Alongside Jordan’s King Abdullah II, US President Donald Trump told reporters on Wednesday his views on Syria had “changed very much” after a chemical incident that reportedly killed 70 people.
She added, "The degree of hypocrisy, double standard and demagoguery is sickening at this stage, because well all know from the very moment he stepped into the White House, his administration has been trying to find a way into Syria."
The political commentator pointed out that the use of "safe zones" in Syria proved ineffective, so now Washington is using this alleged attack as a pretext for battle, which she calls "very convenient, and suddenly everyone wants to go to war in 24 hours, it’s ridiculous."
Shakdam said there was no evidence that the chemical incident was purposeful, citing reports that the release of chemicals stemmed from a Syrian army airstrike on a Daesh warehouse that contained toxic chemical agents.
She suggested that the idea of extremists possessing such dangerous substances is more frightening to her than "having Washington stage a boo-hoo moment trying to use the death of civilians, which is of course tragic in and of itself, to argue yet again for military intervention in a sovereign country."
Loud and Clear host Brian Becker made note of what he called a "rapidly evolving trajectory within the Trump administration" following the ouster of Michael Flynn as national security advisor and more recently Steve Bannon as chief strategist.
"If you look at the Trump administration as a coalition of right-wing populists, generals and very conservative billionaire oligarchs, part of that coalition was just forced out of a very important position," he said, asking Shakdam whether she thought an "internecine civil war" was being waged at the White House.
She said she did believe there was a "war within the establishment in Washington."
"I think it’s very difficult because Syria has become a power broker, in the sense that everything will be decided on the fate of Syria.
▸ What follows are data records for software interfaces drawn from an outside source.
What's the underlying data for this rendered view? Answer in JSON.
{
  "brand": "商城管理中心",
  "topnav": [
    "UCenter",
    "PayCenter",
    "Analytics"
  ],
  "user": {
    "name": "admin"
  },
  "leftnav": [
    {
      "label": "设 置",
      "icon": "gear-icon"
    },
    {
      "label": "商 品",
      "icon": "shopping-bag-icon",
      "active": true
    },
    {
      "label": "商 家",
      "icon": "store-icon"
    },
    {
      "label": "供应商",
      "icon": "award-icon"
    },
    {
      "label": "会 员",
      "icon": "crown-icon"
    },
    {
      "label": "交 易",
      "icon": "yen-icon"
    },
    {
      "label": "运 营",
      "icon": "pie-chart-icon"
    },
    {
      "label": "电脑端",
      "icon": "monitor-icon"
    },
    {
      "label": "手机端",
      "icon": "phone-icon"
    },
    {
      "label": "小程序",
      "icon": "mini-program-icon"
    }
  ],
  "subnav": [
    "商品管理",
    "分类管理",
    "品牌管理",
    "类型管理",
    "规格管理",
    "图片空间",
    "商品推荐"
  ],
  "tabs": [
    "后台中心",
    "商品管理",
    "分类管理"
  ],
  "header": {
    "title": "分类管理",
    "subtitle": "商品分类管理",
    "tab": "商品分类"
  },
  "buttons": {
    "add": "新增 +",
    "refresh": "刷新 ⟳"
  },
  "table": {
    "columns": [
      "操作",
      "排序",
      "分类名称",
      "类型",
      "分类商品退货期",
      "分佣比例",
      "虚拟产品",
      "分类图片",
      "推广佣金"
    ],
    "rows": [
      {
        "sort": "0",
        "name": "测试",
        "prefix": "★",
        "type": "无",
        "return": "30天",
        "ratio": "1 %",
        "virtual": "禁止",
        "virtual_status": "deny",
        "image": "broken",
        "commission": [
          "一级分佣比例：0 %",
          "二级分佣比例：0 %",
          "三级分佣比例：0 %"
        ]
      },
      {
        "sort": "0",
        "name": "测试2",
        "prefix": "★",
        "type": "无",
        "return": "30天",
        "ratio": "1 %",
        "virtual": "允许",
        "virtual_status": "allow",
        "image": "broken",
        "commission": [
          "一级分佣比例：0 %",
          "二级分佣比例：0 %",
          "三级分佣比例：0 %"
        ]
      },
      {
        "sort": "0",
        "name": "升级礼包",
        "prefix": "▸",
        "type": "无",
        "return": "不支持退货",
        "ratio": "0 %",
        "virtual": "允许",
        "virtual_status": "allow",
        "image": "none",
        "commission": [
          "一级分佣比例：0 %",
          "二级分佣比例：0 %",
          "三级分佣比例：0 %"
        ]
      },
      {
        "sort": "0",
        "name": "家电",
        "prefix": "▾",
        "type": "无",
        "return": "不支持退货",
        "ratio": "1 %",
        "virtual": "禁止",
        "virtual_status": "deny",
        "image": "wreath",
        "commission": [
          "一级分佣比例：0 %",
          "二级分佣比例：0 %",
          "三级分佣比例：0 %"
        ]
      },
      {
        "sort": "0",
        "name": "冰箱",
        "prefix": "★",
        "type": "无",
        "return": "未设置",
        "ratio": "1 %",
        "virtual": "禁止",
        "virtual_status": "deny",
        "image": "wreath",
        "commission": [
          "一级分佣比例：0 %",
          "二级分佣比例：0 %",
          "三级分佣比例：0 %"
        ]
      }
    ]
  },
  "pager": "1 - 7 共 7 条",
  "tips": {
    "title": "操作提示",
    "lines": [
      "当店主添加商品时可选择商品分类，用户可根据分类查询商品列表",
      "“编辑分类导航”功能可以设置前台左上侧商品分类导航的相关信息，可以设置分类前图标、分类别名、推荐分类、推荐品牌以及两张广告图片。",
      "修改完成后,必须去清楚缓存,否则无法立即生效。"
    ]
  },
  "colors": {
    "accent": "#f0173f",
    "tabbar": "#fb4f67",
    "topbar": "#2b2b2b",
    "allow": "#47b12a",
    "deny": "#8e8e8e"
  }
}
What happens here will determine how Washington will shape its future. It’s complicated and very dangerous right now to make any rash decision."
Shakdam added that Trump’s penchant for knee-jerk decisions makes the situation even more volatile, "because any missteps could be completely catastrophic,” and that the wrong move in Syria could set off a chain of events that would “literally set the whole region on fire."